When we are very young, we develop the ability to postpone the necessity of direct reward. Of course as babies, our needs have to be met immediately or else all hell breaks loose. But slowly as time goes on our brain development allows us to accept that perhaps it might take a little longer before we get fed! This is known as the ‘there-and-then’ dopaminergic identity as opposed to the ‘must-have-here-and-now’ serotonergic identity. The dopamine drive is important to successfully manage a professional life. It makes us fast, visually capable and goal-oriented. But stepping over the limits of this system could result in paranoia, aggressiveness, addiction, obsession, an unstoppable drive and even insanity. A serotonergic identity kicks in when we are eating our food, caring for children or managing our immediate environment. But we go over the limit if we are anxious and cannot emotionally cope with a particular situation. Psychological flexibility is all about moving between the two as our environment demands.
It is our dopaminergic neuro-anatomical development that teaches us to postpone rewards and make the right decisions. This means being able to wait until we are able to feast rather than grabbing a cake at the nearest available bakery. Or going to a shop to buy water rather than going to the pub for a beer because it is nearer. Because the problem then is that each time we are thirsty our brain will expect a beer and when we are hungry it will expect a cake! And then the trouble starts!

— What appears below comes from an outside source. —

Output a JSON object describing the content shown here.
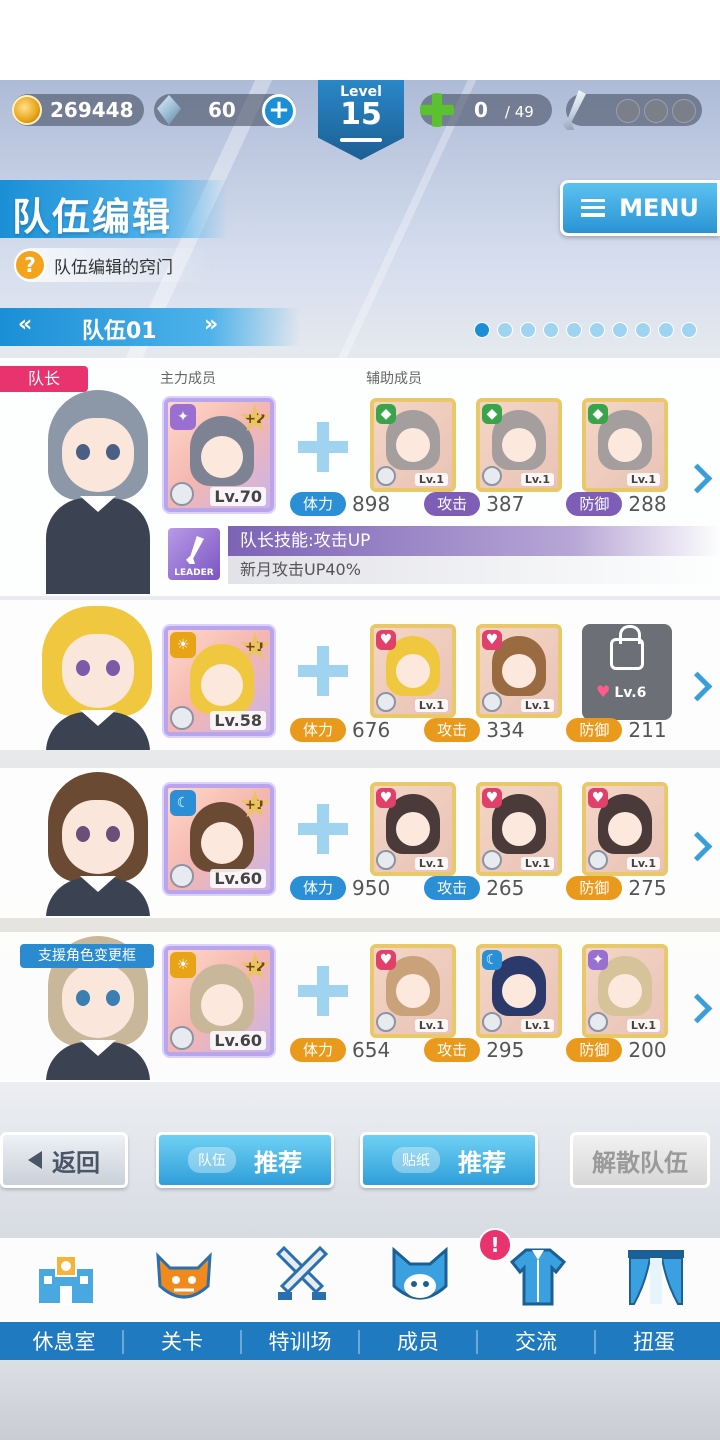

Genetically we are programmed to live in a certain environment and that happens to be back in the Stone Age era! We need to eat the foods that we ate when we are hungry and drink water when we are thirsty. We may not be able to trick the brain when it comes to calories but we can certainly allow it the occasional treat once our needs have been met.
Fleur Borrelli, BSc Nut Med, MBANT. www.nutritionandsuperfood.co.uk.
This is an interesting one isn’t it? Our convenient, anything we want to eat or drink we can just buy, existence is wonderful but also our downfall. Our brains, in doing what they are meant to do, are in overdrive at all the smells and allure of junk food. It’s so easy to just give in and have that cake, that beer, that bag of crisps and let’s be honest, most of us do it. I know I do. However, information and knowledge are a powerful deterrent. When you know what’s going on in your body, why it’s behaving in a certain way and how it will adversely affect your health, it becomes a little harder to do it. Perhaps occasionally you’ll end up stopping yourself and start eating a little more healthily, a little more consciously. Knowledge is power and I know it has hugely influenced my life and the choices I have made. I really really don’t want to suffer from avoidable diseases as I grow older. However, I believe in treating myself and indulging on occasion. Actually occasions is more accurate. Recently I was consulting with Fleur and I admitted that I seem to have acquired an addiction to those All Natural Gummies. They may be all natural and not have colourings etc but they are full of sugar. I confessed to Fleur that I always end up eating the whole bag. Quite regularly. She looked at me and said “you have permission to eat a whole bag of gummies…once a week.” I can definitely live with that!